◆ **WHAT IS BEING ASKED**
Set down the entries that follow exactly as written, leaving out any images.

◆ **MATERIAL SHOWN**

------------------------------------------------------------------------

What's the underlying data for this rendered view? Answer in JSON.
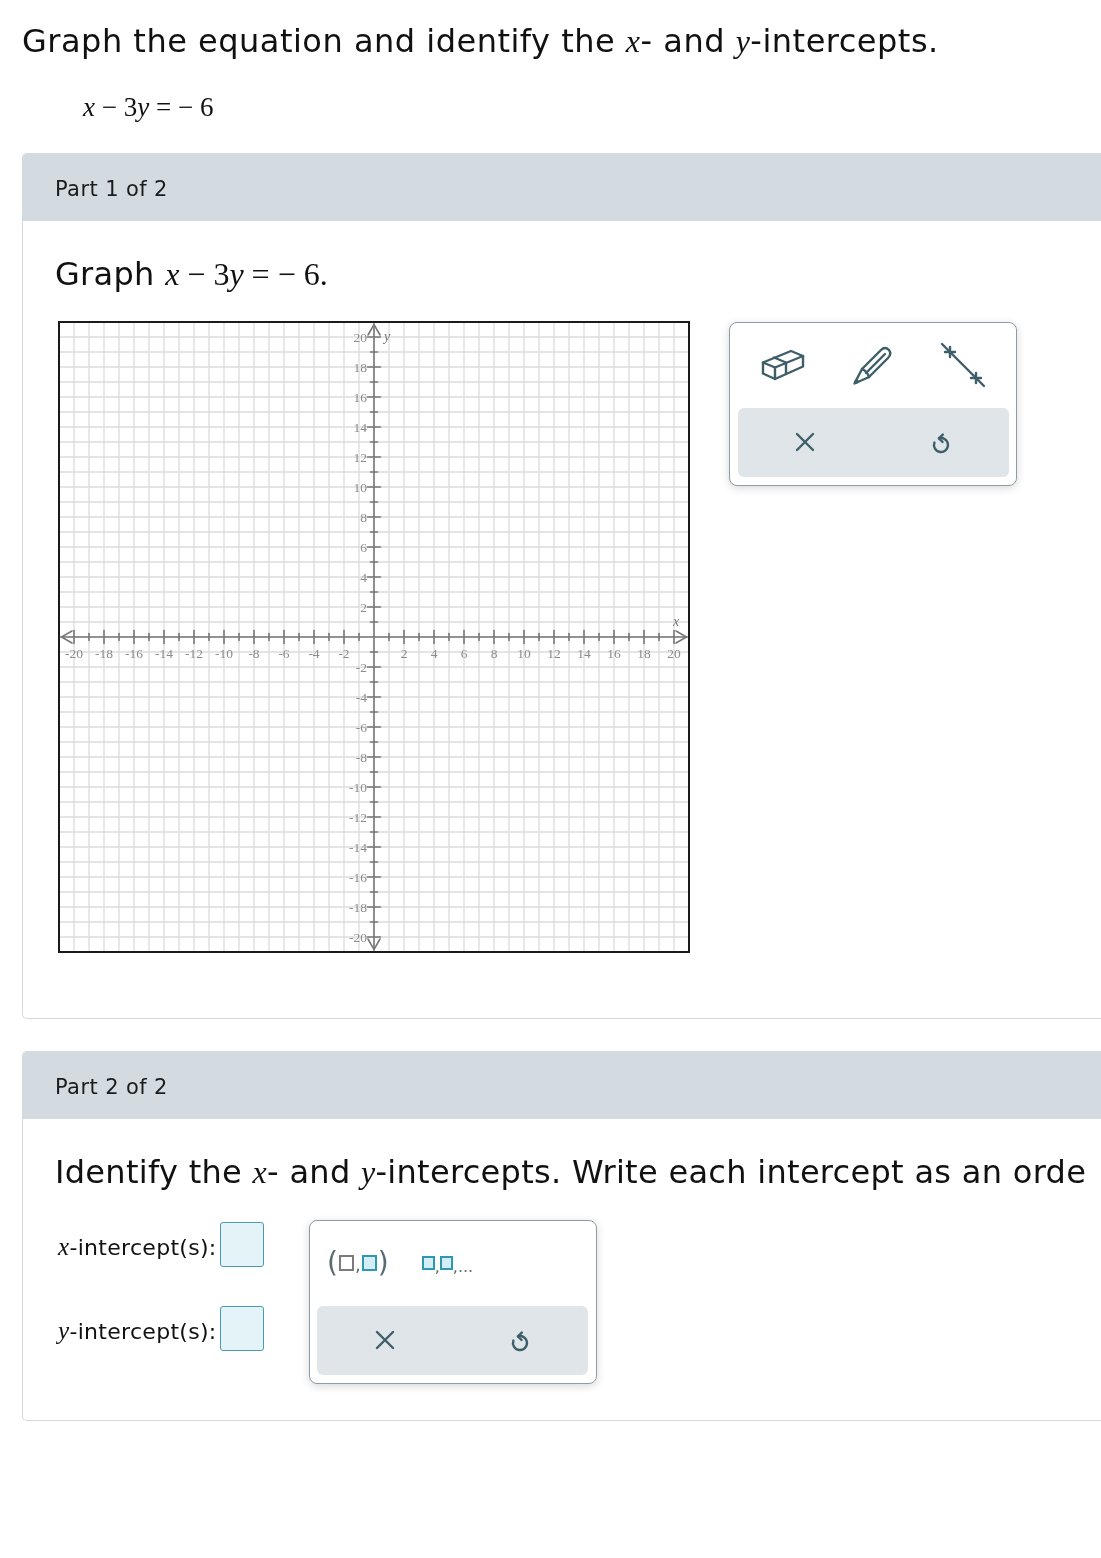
{
  "question": {
    "prompt": "Graph the equation and identify the *x*- and *y*-intercepts.",
    "equation": [
      {
        "kind": "var",
        "text": "x"
      },
      {
        "kind": "sym",
        "text": " − 3"
      },
      {
        "kind": "var",
        "text": "y"
      },
      {
        "kind": "sym",
        "text": " = − 6"
      }
    ]
  },
  "parts": [
    {
      "kind": "graph",
      "header": "Part 1 of 2",
      "instruction": [
        {
          "kind": "text",
          "text": "Graph"
        },
        {
          "kind": "math",
          "tokens": [
            {
              "kind": "var",
              "text": "x"
            },
            {
              "kind": "sym",
              "text": " − 3"
            },
            {
              "kind": "var",
              "text": "y"
            },
            {
              "kind": "sym",
              "text": " = − 6."
            }
          ]
        }
      ],
      "chart_data": {
        "type": "line",
        "grid": true,
        "xlabel": "x",
        "ylabel": "y",
        "xlim": [
          -21,
          21
        ],
        "ylim": [
          -21,
          21
        ],
        "xticks": [
          -20,
          -18,
          -16,
          -14,
          -12,
          -10,
          -8,
          -6,
          -4,
          -2,
          2,
          4,
          6,
          8,
          10,
          12,
          14,
          16,
          18,
          20
        ],
        "yticks": [
          20,
          18,
          16,
          14,
          12,
          10,
          8,
          6,
          4,
          2,
          -2,
          -4,
          -6,
          -8,
          -10,
          -12,
          -14,
          -16,
          -18,
          -20
        ]
      },
      "tools": [
        {
          "kind": "eraser"
        },
        {
          "kind": "pencil"
        },
        {
          "kind": "line"
        }
      ],
      "actions": [
        {
          "kind": "clear"
        },
        {
          "kind": "undo"
        }
      ]
    },
    {
      "kind": "intercepts",
      "header": "Part 2 of 2",
      "instruction": [
        {
          "kind": "text",
          "text": "Identify the *x*- and *y*-intercepts. Write each intercept as an orde"
        }
      ],
      "answers": [
        {
          "label": "*x*-intercept(s):"
        },
        {
          "label": "*y*-intercept(s):"
        }
      ],
      "templates": [
        {
          "kind": "ordered-pair",
          "open": "(",
          "separator": ",",
          "close": ")"
        },
        {
          "kind": "list",
          "separator": ",",
          "tail": ",..."
        }
      ],
      "actions": [
        {
          "kind": "clear"
        },
        {
          "kind": "undo"
        }
      ]
    }
  ]
}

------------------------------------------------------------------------

◆ **SOLUTION TO THE EXERCISE**
What's the underlying data for this rendered view? Answer in JSON.
{
  "question": {
    "prompt": "Graph the equation and identify the *x*- and *y*-intercepts.",
    "equation": [
      {
        "kind": "var",
        "text": "x"
      },
      {
        "kind": "sym",
        "text": " − 3"
      },
      {
        "kind": "var",
        "text": "y"
      },
      {
        "kind": "sym",
        "text": " = − 6"
      }
    ]
  },
  "parts": [
    {
      "kind": "graph",
      "header": "Part 1 of 2",
      "instruction": [
        {
          "kind": "text",
          "text": "Graph"
        },
        {
          "kind": "math",
          "tokens": [
            {
              "kind": "var",
              "text": "x"
            },
            {
              "kind": "sym",
              "text": " − 3"
            },
            {
              "kind": "var",
              "text": "y"
            },
            {
              "kind": "sym",
              "text": " = − 6."
            }
          ]
        }
      ],
      "chart_data": {
        "type": "line",
        "grid": true,
        "xlabel": "x",
        "ylabel": "y",
        "xlim": [
          -21,
          21
        ],
        "ylim": [
          -21,
          21
        ],
        "xticks": [
          -20,
          -18,
          -16,
          -14,
          -12,
          -10,
          -8,
          -6,
          -4,
          -2,
          2,
          4,
          6,
          8,
          10,
          12,
          14,
          16,
          18,
          20
        ],
        "yticks": [
          20,
          18,
          16,
          14,
          12,
          10,
          8,
          6,
          4,
          2,
          -2,
          -4,
          -6,
          -8,
          -10,
          -12,
          -14,
          -16,
          -18,
          -20
        ]
      },
      "tools": [
        {
          "kind": "eraser"
        },
        {
          "kind": "pencil"
        },
        {
          "kind": "line"
        }
      ],
      "actions": [
        {
          "kind": "clear"
        },
        {
          "kind": "undo"
        }
      ]
    },
    {
      "kind": "intercepts",
      "header": "Part 2 of 2",
      "instruction": [
        {
          "kind": "text",
          "text": "Identify the *x*- and *y*-intercepts. Write each intercept as an orde"
        }
      ],
      "answers": [
        {
          "label": "*x*-intercept(s):"
        },
        {
          "label": "*y*-intercept(s):"
        }
      ],
      "templates": [
        {
          "kind": "ordered-pair",
          "open": "(",
          "separator": ",",
          "close": ")"
        },
        {
          "kind": "list",
          "separator": ",",
          "tail": ",..."
        }
      ],
      "actions": [
        {
          "kind": "clear"
        },
        {
          "kind": "undo"
        }
      ]
    }
  ]
}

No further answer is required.